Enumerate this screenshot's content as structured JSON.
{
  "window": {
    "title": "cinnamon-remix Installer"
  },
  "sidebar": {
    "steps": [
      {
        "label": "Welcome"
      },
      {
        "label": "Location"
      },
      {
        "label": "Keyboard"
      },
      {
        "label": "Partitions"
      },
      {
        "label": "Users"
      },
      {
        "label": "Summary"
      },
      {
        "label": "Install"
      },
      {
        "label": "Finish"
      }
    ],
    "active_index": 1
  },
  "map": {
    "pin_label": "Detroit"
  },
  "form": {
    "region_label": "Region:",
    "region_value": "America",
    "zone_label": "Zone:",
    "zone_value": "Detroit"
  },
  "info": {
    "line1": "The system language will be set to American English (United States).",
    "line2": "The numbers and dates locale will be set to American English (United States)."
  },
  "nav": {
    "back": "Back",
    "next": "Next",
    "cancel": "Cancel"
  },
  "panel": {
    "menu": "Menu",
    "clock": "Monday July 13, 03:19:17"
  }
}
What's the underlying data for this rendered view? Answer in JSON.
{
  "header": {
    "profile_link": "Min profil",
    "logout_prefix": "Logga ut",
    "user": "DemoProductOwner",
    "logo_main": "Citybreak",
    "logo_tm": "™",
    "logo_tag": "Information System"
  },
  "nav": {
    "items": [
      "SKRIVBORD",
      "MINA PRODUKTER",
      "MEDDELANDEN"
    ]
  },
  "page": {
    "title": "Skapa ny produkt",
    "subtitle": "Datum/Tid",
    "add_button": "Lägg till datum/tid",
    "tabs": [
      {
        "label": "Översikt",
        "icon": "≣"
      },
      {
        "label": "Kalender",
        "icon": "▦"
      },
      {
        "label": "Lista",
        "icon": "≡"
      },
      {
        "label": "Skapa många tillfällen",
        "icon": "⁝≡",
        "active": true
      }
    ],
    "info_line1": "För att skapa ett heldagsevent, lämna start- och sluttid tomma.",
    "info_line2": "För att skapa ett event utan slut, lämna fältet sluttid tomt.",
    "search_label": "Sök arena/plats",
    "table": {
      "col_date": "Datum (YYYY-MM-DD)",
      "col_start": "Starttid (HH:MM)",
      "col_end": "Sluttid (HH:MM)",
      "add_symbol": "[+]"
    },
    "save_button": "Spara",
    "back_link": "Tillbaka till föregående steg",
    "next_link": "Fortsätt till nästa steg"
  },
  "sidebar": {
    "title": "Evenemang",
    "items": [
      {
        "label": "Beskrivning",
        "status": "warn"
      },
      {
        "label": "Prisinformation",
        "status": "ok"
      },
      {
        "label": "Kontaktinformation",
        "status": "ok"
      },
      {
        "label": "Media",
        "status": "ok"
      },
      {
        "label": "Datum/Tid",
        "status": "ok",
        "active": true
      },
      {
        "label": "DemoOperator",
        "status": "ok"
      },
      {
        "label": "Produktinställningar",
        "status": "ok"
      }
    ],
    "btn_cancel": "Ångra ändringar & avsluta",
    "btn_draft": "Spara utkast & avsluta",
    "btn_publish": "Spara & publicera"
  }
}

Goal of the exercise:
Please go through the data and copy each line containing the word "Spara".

Response box:
    "save_button": "Spara",
    "btn_draft": "Spara utkast & avsluta",
    "btn_publish": "Spara & publicera"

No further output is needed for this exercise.